AmazonAmazon has long been one of the more prominent companies to face accusations of illegal tax avoidance practices on an international scale. Now, the company has seemingly surrendered in one of its most long-running battles and agreed to cease using one of its most lucrative tax avoidance practices.

Amazon has faced both criticism and investigations by authorities as a result of its practices of moving earnings around internationally in order to reduce the amount of tax it pays on profits made in certain jurisdictions. Large amounts of Amazon’s profits made in the UK and other European companies are redirected to Luxembourg without tax first being paid. As Luxembourg is a very low-tax jurisdiction, funnelling profits from other countries there before paying tax in the country of origin results in a much smaller tax bill – but the legality of this approach has frequently been called into question.

Now, Amazon is to start calculating profits on all sales in the country in which those sales took place.

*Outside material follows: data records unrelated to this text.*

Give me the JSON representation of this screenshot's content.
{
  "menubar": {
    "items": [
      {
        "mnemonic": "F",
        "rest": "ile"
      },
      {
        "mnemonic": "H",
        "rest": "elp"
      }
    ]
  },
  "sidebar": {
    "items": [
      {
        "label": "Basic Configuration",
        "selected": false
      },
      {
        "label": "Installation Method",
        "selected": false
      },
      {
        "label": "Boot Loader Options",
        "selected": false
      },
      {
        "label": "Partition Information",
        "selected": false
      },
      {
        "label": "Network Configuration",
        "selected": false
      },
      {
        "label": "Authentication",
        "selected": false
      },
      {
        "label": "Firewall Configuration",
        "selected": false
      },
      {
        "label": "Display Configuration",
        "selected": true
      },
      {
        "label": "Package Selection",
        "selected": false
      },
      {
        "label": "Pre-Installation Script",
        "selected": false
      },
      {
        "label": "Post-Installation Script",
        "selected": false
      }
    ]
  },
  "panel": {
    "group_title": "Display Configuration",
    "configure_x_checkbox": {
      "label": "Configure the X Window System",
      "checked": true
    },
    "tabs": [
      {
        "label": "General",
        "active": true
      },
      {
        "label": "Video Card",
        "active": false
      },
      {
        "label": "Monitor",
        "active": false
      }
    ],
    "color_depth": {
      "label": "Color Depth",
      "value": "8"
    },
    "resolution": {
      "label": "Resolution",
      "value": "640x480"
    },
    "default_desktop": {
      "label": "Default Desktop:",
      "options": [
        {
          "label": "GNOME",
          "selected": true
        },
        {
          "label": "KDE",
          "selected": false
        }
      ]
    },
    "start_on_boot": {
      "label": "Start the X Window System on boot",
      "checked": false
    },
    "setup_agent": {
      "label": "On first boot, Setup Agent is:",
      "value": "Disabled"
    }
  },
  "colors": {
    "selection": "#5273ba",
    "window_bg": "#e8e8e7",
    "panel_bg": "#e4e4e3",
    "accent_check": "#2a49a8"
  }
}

In other words, UK sales will no longer be reported in Luxembourg instead of the UK to avoid paying UK tax.

Amazon’s apparent surrender comes soon after Chancellor George Osborne announced further measures to crack down on tax avoidance and the redirection of profits made in the UK. Since April, Osborne has introduced a new class of tax known as diverted profits tax, specifically designed to catch out corporate tax structures like Amazon’s. Indeed Amazon, a company which has long denied claims that this structure is an artificial one designed to avoid tax, would certainly have been caught by the new tax had it not announced this change of heart. Under the diverted profits tax, the company would have had to pay tax on the profits diverted to Luxembourg at a punitive rate of 25%.

A spokesman speaking on behalf of Amazon said simply that the company would begin “recording retail sales made to customers in the UK through the UK branch. Previously, these sales were recorded in Luxembourg.”

Of the new diverted profits tax, Osborne said that “while we offer some of the lowest business taxes in the world, we expect those taxes to be paid.” He went on to add: “If you abuse our tax system, you abuse the trust of the British people.”

The new tax has been nicknamed the Google Tax, as prominent search and technology giant Google is another company often accused of this kind of tax avoidance practice. It is reported that a number of other countries are considering similar steps to tackle diverted profits.

Leave a Reply

Your email address will not be published. Required fields are marked *